++++ Extracted records ++++

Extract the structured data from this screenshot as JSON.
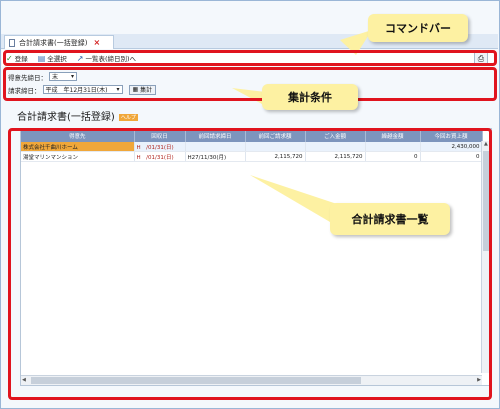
{
  "tab": {
    "title": "合計請求書(一括登録)",
    "close": "×"
  },
  "toolbar": {
    "register": "登録",
    "select_all": "全選択",
    "to_list": "一覧表(締日別)へ"
  },
  "conditions": {
    "label_customer_closing": "得意先締日：",
    "customer_closing_value": "末",
    "label_billing_closing": "請求締日：",
    "billing_closing_value": "平成　年12月31日(木)",
    "tally_button": "集計"
  },
  "page": {
    "title": "合計請求書(一括登録)",
    "badge": "ヘルプ"
  },
  "grid": {
    "columns": [
      "得意先",
      "回収日",
      "前回請求締日",
      "前回ご請求額",
      "ご入金額",
      "繰越金額",
      "今回お買上額"
    ],
    "rows": [
      [
        "株式会社千曲川ホーム",
        "H　/01/31(日)",
        "",
        "",
        "",
        "",
        "2,430,000"
      ],
      [
        "湯堂マリンマンション",
        "H　/01/31(日)",
        "H27/11/30(月)",
        "2,115,720",
        "2,115,720",
        "0",
        "0"
      ]
    ]
  },
  "callouts": {
    "command_bar": "コマンドバー",
    "conditions": "集計条件",
    "list": "合計請求書一覧"
  },
  "colors": {
    "annotation_red": "#e0141e",
    "callout_yellow": "#fdf1a2",
    "header_blue": "#7d95bd",
    "highlight_orange": "#f0a73a"
  }
}
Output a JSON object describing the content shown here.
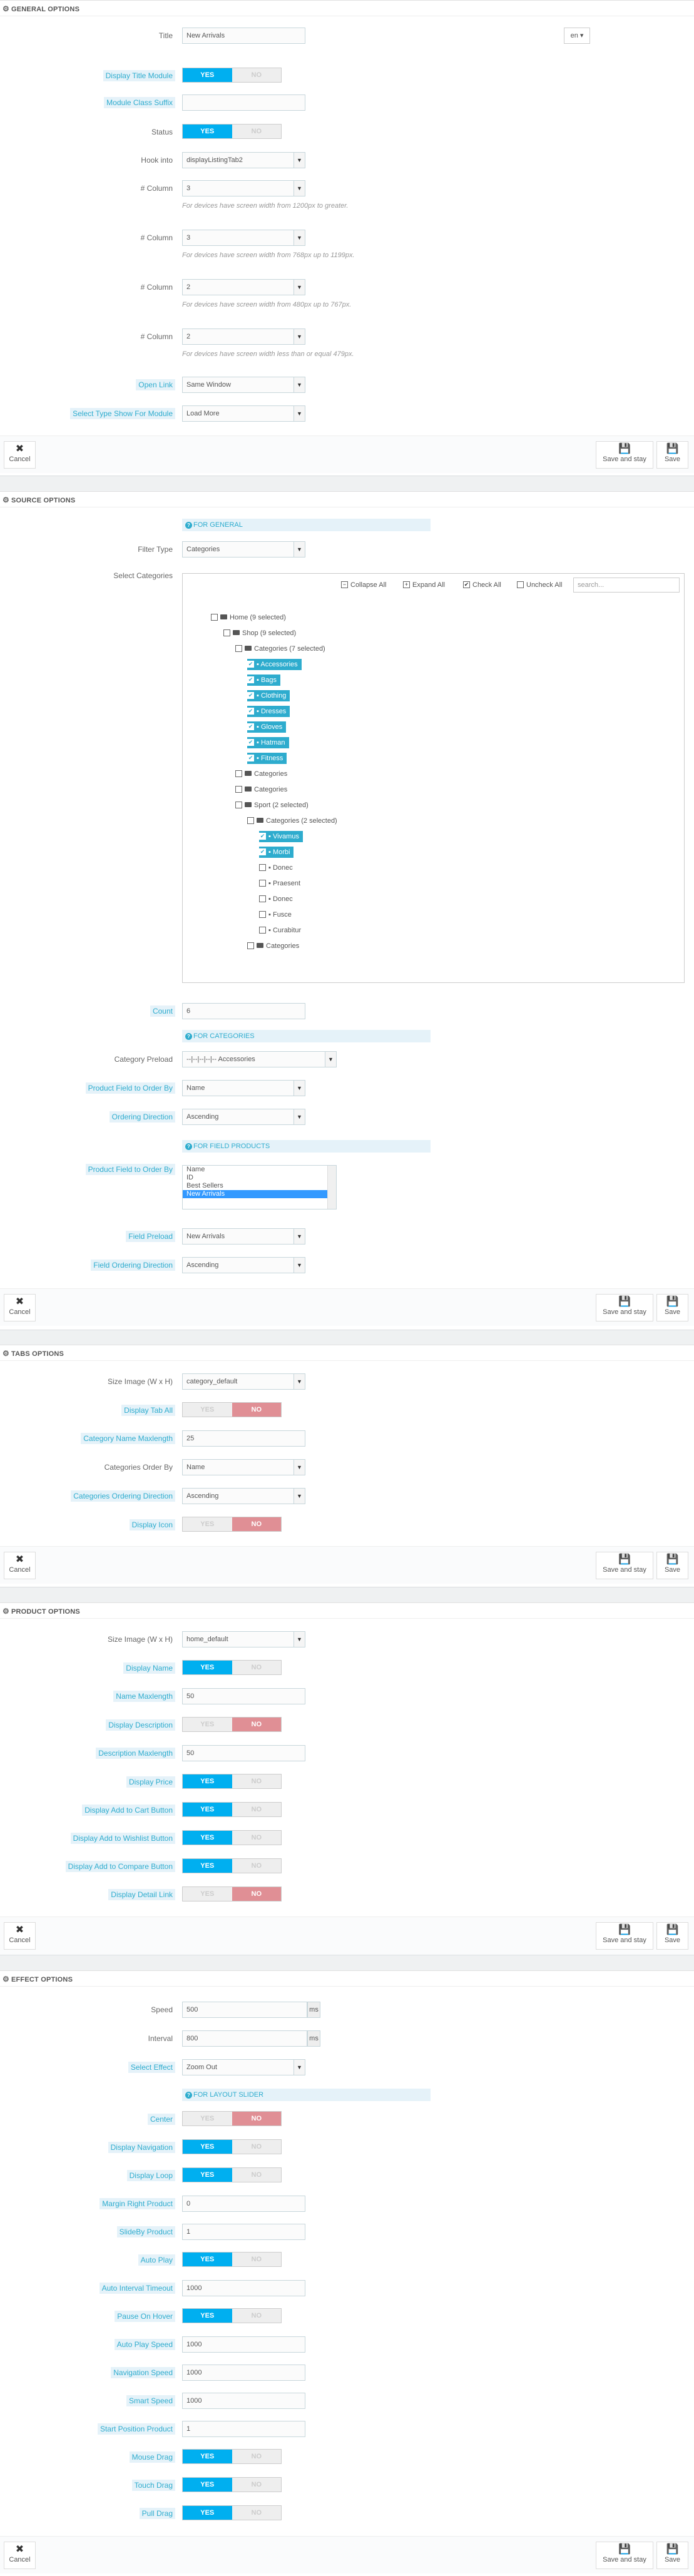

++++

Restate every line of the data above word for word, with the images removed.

Extract the structured data from this screenshot as JSON.
{
  "tab": {
    "title": "合計請求書(一括登録)",
    "close": "×"
  },
  "toolbar": {
    "register": "登録",
    "select_all": "全選択",
    "to_list": "一覧表(締日別)へ"
  },
  "conditions": {
    "label_customer_closing": "得意先締日：",
    "customer_closing_value": "末",
    "label_billing_closing": "請求締日：",
    "billing_closing_value": "平成　年12月31日(木)",
    "tally_button": "集計"
  },
  "page": {
    "title": "合計請求書(一括登録)",
    "badge": "ヘルプ"
  },
  "grid": {
    "columns": [
      "得意先",
      "回収日",
      "前回請求締日",
      "前回ご請求額",
      "ご入金額",
      "繰越金額",
      "今回お買上額"
    ],
    "rows": [
      [
        "株式会社千曲川ホーム",
        "H　/01/31(日)",
        "",
        "",
        "",
        "",
        "2,430,000"
      ],
      [
        "湯堂マリンマンション",
        "H　/01/31(日)",
        "H27/11/30(月)",
        "2,115,720",
        "2,115,720",
        "0",
        "0"
      ]
    ]
  },
  "callouts": {
    "command_bar": "コマンドバー",
    "conditions": "集計条件",
    "list": "合計請求書一覧"
  },
  "colors": {
    "annotation_red": "#e0141e",
    "callout_yellow": "#fdf1a2",
    "header_blue": "#7d95bd",
    "highlight_orange": "#f0a73a"
  }
}
Output a JSON object describing the content shown here.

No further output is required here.